    For Ricoeur, communication and recognition provide us with meaning when our activity corresponds to the pre-existing structure of the world. Our actions become meaningful within cultural and natural contexts, which are not our subjective creations, but precede and define our conceptual orientation.

    However, new meaning emerges, in any given context, within the process of communication and language that allows constant re-interpretations. The mental faculty that ensures the openness and fluidity of meaning, as well as the possibility of mutual recognition, is imagination.

    Fragments: Essays in Subjectivity, Individuality and Autonomy

    In this context, as M. Since understanding requires recognition and communication, Ricoeur turns to language and symbolism. For Ricoeur, imaginary meaning is not an arbitrary creation, but rather a free, non-regular re-interpretation of elements already given to human experience by the world and culture. Hence, interpretation is free and diverse but does not constitute the creation of a new form or being. For Ricoeur, imagination is interpretative.

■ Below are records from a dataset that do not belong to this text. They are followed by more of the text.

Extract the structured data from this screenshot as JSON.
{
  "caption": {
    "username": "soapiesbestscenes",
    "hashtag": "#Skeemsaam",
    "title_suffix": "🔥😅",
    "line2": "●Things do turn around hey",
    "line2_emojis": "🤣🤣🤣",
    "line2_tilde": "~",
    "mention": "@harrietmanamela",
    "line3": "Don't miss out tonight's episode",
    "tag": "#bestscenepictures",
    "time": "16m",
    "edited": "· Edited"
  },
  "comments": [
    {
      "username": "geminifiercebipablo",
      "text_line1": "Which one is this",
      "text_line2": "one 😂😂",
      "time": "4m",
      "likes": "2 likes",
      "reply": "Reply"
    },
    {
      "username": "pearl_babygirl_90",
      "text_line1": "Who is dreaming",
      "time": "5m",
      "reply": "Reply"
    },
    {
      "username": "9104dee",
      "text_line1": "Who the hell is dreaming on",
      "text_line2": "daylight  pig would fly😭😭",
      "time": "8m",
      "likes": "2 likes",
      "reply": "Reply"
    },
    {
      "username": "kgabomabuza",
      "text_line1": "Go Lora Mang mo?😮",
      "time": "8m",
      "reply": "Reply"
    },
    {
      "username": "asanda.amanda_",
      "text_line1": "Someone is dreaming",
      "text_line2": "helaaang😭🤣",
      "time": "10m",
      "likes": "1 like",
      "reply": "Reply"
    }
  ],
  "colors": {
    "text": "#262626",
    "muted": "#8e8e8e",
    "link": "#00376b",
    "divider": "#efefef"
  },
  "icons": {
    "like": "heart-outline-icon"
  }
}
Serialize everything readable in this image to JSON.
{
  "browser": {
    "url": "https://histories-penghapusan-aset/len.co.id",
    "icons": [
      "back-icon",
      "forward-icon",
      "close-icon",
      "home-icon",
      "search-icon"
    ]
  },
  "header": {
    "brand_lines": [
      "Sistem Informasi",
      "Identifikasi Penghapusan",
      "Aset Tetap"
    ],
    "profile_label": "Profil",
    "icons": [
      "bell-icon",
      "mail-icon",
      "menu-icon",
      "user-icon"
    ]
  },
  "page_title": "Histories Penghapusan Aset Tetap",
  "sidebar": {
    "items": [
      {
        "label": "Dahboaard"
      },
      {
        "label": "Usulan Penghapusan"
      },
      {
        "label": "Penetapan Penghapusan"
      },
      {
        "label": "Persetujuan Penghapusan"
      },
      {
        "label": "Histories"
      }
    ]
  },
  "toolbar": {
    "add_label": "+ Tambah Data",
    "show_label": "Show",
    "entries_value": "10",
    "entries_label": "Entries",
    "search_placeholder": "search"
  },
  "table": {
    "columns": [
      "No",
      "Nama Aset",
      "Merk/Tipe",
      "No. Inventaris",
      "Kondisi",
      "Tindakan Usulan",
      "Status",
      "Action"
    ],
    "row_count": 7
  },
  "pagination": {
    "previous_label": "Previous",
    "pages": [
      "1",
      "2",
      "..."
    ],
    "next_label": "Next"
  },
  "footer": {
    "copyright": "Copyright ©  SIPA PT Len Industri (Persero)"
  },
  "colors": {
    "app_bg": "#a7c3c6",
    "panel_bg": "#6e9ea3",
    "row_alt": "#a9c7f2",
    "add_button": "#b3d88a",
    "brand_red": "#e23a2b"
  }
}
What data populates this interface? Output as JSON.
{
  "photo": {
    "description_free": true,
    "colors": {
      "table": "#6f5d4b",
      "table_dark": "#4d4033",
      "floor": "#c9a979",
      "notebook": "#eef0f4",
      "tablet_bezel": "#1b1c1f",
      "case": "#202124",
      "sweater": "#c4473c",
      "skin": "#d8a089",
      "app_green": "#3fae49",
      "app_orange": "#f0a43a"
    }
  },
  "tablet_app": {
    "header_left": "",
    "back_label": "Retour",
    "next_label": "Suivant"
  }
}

Self-understanding of pre-existing meaningful contexts is made possible through images preserved in memory and imagination by literary tradition, which determines the cultural context in which we live and which is offered to interpretation.